In spite of the economic downturn, incorporating public health into the planning process is increasing in California. From Sacramento to San Diego, planners are slowly realizing that land use and other urban planning decisions are health policy decisions. Whether these actions, which include Health Elements in General Plans and using Health Impact Assessment to review development and other decisions, will focus only on relatively apolitical built environment issues (like walking and community gardens) or include more important political and social determinants of urban health equity -- such as poverty, residential segregation, tax policies, and building community power  - - is yet to be seen.  As I've noted in other blog entries and in my book, Toward the Healthy City, the impetus for this reconnection of planning and public health is coming from community-based organizations, with resources from foundations, not planning departments.  County health departments, especially those in San Francisco and Alameda, have been key leaders and will need to increase their efforts to bring along complacent planning agencies. An article in the The Sacramento Bee reviewed some of the efforts across the state, many of which are funded by The California Endowment's Healthy Communities Program:

Sunday, September 26, 2010

MDGs - Focus on equity, not just poverty

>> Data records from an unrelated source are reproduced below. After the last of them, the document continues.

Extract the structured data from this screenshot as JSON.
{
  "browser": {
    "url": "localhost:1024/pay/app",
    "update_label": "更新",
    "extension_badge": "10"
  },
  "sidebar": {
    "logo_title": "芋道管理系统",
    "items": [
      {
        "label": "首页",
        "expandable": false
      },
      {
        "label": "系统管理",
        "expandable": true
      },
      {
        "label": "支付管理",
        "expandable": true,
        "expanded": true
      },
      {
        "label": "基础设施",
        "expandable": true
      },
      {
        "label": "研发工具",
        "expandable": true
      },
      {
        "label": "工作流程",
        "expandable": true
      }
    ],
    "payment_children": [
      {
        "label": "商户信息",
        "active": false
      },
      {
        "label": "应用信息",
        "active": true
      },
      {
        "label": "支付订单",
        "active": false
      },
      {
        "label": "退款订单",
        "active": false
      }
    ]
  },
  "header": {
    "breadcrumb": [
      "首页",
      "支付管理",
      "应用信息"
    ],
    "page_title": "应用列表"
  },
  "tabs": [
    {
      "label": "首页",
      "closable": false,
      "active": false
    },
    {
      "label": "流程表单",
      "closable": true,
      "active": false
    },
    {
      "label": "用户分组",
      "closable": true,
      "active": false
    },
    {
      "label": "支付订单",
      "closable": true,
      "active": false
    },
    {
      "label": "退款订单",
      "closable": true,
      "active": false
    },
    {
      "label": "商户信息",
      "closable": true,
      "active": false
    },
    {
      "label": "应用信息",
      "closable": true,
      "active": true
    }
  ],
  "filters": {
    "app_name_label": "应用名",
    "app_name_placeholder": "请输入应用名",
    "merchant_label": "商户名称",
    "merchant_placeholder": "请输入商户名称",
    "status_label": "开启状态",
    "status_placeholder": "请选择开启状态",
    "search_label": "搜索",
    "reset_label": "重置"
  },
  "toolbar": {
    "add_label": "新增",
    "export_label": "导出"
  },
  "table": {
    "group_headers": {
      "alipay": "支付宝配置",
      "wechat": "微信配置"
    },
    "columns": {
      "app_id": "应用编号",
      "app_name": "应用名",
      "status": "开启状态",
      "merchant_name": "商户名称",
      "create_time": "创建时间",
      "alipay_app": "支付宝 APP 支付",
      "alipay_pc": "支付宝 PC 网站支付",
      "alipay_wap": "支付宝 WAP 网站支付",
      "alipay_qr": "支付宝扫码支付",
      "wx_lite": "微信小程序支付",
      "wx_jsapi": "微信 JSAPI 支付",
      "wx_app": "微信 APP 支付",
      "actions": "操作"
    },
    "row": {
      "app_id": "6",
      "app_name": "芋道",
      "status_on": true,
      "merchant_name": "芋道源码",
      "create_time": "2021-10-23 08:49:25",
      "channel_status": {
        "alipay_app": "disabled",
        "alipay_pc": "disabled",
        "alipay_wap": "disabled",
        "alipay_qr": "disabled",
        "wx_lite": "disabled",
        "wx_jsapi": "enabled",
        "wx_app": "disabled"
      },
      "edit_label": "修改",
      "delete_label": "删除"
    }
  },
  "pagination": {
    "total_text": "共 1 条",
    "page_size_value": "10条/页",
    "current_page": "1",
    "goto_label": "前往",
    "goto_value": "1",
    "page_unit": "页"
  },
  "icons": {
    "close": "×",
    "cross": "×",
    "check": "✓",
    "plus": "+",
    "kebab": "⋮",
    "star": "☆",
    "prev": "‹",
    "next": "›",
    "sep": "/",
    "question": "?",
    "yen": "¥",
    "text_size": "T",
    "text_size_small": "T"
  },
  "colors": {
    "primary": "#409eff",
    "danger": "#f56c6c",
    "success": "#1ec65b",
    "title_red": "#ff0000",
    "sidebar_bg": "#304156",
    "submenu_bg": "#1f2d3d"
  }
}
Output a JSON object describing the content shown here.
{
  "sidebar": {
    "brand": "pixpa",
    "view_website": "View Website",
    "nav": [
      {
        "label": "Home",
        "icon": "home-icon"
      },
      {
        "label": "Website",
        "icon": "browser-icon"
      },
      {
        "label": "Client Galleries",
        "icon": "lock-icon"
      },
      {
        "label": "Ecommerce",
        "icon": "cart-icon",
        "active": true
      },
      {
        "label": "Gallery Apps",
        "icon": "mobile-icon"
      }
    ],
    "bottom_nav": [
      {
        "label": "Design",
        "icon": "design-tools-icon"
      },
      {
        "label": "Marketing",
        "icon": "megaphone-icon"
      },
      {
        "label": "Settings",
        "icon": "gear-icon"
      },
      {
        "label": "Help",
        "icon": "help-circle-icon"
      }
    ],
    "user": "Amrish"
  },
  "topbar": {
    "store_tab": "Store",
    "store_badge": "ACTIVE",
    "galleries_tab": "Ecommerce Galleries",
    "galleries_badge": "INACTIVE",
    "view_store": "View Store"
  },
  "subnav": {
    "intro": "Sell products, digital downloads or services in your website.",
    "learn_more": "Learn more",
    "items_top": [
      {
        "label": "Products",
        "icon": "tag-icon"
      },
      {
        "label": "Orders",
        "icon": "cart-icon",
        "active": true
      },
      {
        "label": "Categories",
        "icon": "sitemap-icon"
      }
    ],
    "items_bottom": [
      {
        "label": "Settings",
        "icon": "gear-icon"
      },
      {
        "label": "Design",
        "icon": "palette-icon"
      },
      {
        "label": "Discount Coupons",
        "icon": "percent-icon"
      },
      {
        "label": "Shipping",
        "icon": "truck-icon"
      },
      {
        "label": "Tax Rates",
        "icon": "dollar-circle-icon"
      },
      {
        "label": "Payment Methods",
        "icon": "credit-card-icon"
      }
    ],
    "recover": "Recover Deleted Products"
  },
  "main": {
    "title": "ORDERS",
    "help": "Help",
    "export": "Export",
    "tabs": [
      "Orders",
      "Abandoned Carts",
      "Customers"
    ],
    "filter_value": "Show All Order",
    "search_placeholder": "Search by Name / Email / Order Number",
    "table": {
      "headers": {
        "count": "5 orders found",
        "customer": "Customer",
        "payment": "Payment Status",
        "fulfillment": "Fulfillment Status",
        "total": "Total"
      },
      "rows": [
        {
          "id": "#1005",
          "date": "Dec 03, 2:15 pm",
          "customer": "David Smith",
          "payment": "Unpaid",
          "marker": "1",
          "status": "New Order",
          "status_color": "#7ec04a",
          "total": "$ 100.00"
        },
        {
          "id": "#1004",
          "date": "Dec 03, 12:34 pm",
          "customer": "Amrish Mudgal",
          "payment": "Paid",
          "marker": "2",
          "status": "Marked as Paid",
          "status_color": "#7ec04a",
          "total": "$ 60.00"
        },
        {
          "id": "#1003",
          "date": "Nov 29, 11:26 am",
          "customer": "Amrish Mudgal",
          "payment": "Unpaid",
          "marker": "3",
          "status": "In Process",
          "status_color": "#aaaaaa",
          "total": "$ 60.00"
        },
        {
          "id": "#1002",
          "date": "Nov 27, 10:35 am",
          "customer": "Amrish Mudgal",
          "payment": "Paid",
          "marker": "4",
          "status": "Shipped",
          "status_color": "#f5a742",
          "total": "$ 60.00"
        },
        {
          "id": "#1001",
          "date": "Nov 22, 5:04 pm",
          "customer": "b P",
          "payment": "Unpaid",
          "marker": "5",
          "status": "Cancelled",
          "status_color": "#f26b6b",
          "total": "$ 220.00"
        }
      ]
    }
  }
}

The summit on the Millennium Development Goals last week at the UN highlighted that the indicators are mixed bag of failure and success...even with 5 years to go.  Failure because they tend, among other things, to measure national progress which can mask within country inequalities and few countries in the global south have systems in place to report on the measures.  Yet, the mere existence of the MDGs provides a space for discourse about development and ways to make the world more equal...even if the measures alone, if reached, won't get us there.  A new blog on the Guardian's web site is one of the best I've seen on these issues. Madeleine Bunting, a contributor to the Guardian, has an especially interesting post on why equality, not just measures of development "progress," are not a major priority of the UN, but should be.   

Boston Health Commission: Where you live matters for health equity

Following the work of other local health departments, such as Alameda County in the San Francisco Bay Area, the Boston Public Health Commission has launched a program to address health disparities in the city's neighborhoods.  A fancy web site,, emphasizes that PLACE MATTERS for health. Unfortunately, only $150,000 is dedicated to this campaign and most of the "Take Action" suggestions do not give the reader any clues about how local, state and federal policies are largely to blame for health inequities and that new policies are needed to reverse these inequities.  The Boston Public Health Commission's Center for Health Equity and Social Justice does have some more direct information and action items, including some excellent presentations on the relationships between structural racism and health.  Planners and others can build all the community gardens, parks, sidewalks and bike lanes they want, but until we start getting serious about reversing the connections between racism, place and health, those built-environment strategies alone are not going to move society toward more healthy and equitable cities.